This is the 17th in a series of articles intended to demystify the experience of living in a retirement community.
Costs for an independent living apartment and meals for one person in communities researched for this series range from $22,000/year to $62,000/year, depending on the community and apartment size. For two people, the cost is generally increased by roughly the cost of meals for a second person. Occasionally, there is a relatively small additional monthly fee unrelated to meals.
So how can you cover the costs?
Retirement communities are typically happy to help you find answers to this question. They may have an expert on site, or they may refer you to a third party who can help you work through the numbers at no charge.
Solutions for a 65-year-old in good health may be different from those for an 85-year-old in poor health. That said, four common options for paying for independent living follow.
First, use money currently spent on living expenses that go away with a move to a retirement community. These include items such as rent/mortgage, homeowners' insurance, utilities, house cleaning, building and grounds maintenance, perhaps automobile expenses and insurance, and meals if you have included the cost of meals in the retirement community calculation.
Additionally, remember to include big periodic expenses, such as roof repairs, plumbing and electrical repairs, major kitchen appliance replacements, and so forth. You might also find that you can apply money that you have typically spent on restaurants and entertainment, because you may eat out in the on-site restaurant every day, and can enjoy many activities and entertainments offered at no extra charge.
Second, if you sell a house as part of a move, you might draw on some of those funds (or on the income they generate) each year. For example, if you sold your house for $200,000 and you and your financial planner agree that it is reasonable to spend 4 percent of that money each year, you could apply $8000/year to the costs of the retirement community.

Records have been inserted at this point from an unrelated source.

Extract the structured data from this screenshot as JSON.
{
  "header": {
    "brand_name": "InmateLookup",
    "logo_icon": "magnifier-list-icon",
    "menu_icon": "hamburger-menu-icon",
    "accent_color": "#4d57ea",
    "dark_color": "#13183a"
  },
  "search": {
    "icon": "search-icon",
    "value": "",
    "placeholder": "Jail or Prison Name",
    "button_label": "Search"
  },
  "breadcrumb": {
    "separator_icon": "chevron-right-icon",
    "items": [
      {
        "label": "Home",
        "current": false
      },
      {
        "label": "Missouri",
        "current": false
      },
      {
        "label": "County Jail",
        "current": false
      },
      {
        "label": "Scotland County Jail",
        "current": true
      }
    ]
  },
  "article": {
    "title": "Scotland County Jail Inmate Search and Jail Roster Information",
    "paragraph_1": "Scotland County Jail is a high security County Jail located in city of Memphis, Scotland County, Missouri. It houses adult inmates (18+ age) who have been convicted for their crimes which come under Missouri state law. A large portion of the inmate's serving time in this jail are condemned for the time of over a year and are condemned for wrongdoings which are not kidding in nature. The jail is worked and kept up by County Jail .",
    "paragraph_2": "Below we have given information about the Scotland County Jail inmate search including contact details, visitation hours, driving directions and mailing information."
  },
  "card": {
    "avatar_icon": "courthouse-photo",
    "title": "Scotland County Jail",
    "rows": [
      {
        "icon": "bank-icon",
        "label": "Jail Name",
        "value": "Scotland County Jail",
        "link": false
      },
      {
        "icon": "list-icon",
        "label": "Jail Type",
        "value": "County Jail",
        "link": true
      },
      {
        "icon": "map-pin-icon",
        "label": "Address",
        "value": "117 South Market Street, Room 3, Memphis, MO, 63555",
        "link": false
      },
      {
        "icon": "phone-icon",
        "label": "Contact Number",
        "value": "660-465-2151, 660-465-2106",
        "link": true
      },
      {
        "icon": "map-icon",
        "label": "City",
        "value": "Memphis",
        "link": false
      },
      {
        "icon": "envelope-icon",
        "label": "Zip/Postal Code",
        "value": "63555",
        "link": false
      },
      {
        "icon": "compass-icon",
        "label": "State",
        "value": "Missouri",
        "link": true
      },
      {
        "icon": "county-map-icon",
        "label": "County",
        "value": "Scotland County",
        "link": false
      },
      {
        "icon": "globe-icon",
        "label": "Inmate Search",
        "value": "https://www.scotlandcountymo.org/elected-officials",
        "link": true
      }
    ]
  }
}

Your financial planner will generally expect that growth in your diversified portfolio will more than cover this withdrawal, leaving you with at least as much money at the end of the year as you had at the beginning of the year.
Third, consider converting a portion of your assets into an immediate fixed annuity. In exchange for purchasing the annuity, you are promised monthly payments for life, starting right away. Some people consider buying an annuity to be akin to creating a pension for yourself.
In this scenario, depending on your age and the interest rates in effect, you may end up with more money to spend each month than you would by simply drawing 4 percent of the value of your investments.
Fourth, consider buying "longevity insurance," that is, a deferred fixed annuity. In this scenario, as an example, you might buy an annuity at the age of 60 that will start making monthly payments to you at the age of 75, coinciding with your planned move into a retirement community. Again, this approach could provide more cash than you would otherwise feel comfortable spending.
It's very important to consult a competent financial adviser before considering the second, third, and/or fourth options, because each of these comes with serious pitfalls that can cause you big problems if you are not extremely familiar with them.
For example, if you turn over a chunk of your assets to an insurance company that goes bankrupt, you could lose virtually all of the money that you put into an annuity. As another example, if it's important to you to have the greatest amount of money possible to give to your heirs, then you might not want to use some of it to buy an annuity.
Further, if you buy an annuity when interest rates are low, it may not provide as much income as you thought it would, and it's possible that you would have ended up with more money to spend by keeping it yourself in a diversified portfolio.
Each solution also has tax implications that it are important to understand before proceeding.
The next column will talk about ways to pay for assisted living and skilled nursing.